The sun revolves around the earth. That’s what he said in the course of the (dull) lecture, "he" being my seventy-something Environmental Science teacher. It caught my attention, and the marbles began to roll in my brain, and I thought he might be wrong, but it has been thirty years since I was in a science class, and I never really cared much for knowing the details of how the universe works. But he was the teacher, and had been teaching science for God-knows-how-many-years so I kind of looked around at my younger classmates to see how they were processing this information. I saw a few bemused smirks, as though he had had a senior moment, and I saw one or two students squirming in their seats, itching to interrupt his talking to correct his faux pas. It was about that moment that the teacher went on to say, “You know, most people will believe just about anything if you speak with enough authority”. There may not have been many who seemed to fall for his mistaken voice of authority, but there were a few who at least wondered about it long enough for him to make his point. Maybe we did not quite believe, but we were not exactly going to question him, either.
A few years ago, there was a category 5 or 6 hurricane supposedly bearing down on the coast of Southwest Louisiana and we were debating what to do to prepare for this disaster. Now, having lived under threats of hurricanes all my life, and having never experienced one in my hometown (had to move to Houston for that experience), I tend to take on a relaxed nature when it comes to hurricane warnings. Those things can turn on a dime. But this one was different. It was not just the Yankees who were packing up and leaving our town, the natives were also getting out. We had decided to stay, but at the last minute, we decided it would be prudent to get everything that could possibly blow off the patio into our storage building (where everything could blow away in one big grouping, instead of individually). The hubby and the kids were in charge of this operation. I don’t know what I was doing, but I am sure it was important. Well, to make a long story short, the hurricane did turn away and also lessened in intensity, and we were spared once again.
But one of the things from our patio that was put away was a glider. You know, a swing suspended from a frame by four short chains which allow you to swing in a short gliding motion (or should that be, “allows you to glide in a short swinging motion”?). Without those four shorts chains, the whole thing is useless. Well, my chains have been missing since the hurricane did not come. I have asked my husband three or four times where my chains are, and three or four times he has told me in a voice of authority, “They are out there in the corner of that Coke box”. Three or four times, I have gone out there and rooted around in that Coke box, braving creepy crawlie things and dead spider bodies, as though this time, he might be right. So far, no chains.
It is a pattern that has been with us for nearly thirty years. I ask him about something. He gives me an answer. I believe it. I come back to him and say something like “You know, I just found out that the chains to the glider are not in the corner of the Coke box” and he will answer with something like “Well, I didn’t know” or “Well, that’s where I thought they were”. My (mostly) unspoken question has been “Why do you say that as though you knew it to be true if you do not know?”

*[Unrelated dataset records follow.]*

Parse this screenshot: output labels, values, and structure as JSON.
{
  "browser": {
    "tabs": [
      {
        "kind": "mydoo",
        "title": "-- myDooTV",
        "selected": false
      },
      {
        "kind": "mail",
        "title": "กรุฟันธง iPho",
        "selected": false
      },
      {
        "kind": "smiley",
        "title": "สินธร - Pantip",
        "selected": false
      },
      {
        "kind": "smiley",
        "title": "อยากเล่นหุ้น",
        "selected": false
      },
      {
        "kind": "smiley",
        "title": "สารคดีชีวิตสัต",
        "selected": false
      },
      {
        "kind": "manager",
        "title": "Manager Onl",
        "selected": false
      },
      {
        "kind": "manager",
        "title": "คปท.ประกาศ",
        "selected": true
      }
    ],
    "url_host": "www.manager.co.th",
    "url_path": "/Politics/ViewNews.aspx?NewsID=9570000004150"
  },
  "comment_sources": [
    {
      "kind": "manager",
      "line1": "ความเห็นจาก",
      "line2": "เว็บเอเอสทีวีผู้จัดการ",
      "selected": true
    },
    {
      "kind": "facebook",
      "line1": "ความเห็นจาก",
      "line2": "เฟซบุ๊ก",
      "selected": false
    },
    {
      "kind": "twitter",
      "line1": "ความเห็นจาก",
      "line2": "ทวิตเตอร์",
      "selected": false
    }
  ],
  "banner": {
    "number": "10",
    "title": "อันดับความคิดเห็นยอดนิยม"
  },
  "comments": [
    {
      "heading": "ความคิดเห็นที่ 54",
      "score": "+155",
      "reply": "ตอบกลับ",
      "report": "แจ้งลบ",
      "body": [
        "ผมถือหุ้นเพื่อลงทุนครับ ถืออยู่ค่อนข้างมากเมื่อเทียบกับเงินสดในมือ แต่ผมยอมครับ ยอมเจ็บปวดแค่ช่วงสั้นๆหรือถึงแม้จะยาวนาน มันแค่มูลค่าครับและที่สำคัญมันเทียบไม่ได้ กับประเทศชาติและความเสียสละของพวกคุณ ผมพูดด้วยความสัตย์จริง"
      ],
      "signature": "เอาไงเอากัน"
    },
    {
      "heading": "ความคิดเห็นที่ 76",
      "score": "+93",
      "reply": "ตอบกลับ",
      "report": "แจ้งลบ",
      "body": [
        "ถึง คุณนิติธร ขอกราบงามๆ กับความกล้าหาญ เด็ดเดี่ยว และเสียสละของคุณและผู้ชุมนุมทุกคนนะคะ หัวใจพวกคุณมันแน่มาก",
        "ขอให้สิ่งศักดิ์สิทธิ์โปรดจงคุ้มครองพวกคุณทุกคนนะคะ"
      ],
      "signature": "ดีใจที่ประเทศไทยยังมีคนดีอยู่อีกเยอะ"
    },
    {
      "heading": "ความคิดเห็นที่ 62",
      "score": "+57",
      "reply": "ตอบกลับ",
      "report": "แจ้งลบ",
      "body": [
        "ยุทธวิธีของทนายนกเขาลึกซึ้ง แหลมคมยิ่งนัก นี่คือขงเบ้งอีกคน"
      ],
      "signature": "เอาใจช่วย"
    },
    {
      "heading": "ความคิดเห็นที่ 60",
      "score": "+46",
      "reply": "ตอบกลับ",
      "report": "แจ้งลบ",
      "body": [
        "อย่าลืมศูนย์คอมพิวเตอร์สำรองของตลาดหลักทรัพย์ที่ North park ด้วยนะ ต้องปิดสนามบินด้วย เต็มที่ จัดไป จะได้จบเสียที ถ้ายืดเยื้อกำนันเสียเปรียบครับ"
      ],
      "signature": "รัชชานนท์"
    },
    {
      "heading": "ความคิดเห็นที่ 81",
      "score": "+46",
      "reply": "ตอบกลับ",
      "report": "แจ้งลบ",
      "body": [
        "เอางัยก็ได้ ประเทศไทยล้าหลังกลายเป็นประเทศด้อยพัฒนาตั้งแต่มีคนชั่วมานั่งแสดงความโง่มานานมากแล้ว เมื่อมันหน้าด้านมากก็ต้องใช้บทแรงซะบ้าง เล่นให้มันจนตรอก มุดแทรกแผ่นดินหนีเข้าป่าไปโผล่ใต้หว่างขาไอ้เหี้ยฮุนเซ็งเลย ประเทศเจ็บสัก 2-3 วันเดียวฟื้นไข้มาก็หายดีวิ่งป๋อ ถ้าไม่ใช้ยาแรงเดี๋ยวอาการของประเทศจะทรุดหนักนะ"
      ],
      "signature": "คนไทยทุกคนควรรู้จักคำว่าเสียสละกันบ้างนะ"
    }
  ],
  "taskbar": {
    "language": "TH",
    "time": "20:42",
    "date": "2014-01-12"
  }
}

They say insanity is doing the same thing over and over, and expecting different results. I am going to quit looking in that Coke box for those chains. The four chains are only a small thing. After all this time I have decided I can haul myself up to the home improvement store and buy four more chains. It is the bigger stuff that matters.
Of course, it may be that this is not really a terrible marital problem. It may simply be that my poor husband suffers from the often misunderstood problem known as Male Answer Syndrome (DSM-IV 666.66). You can read all about it here.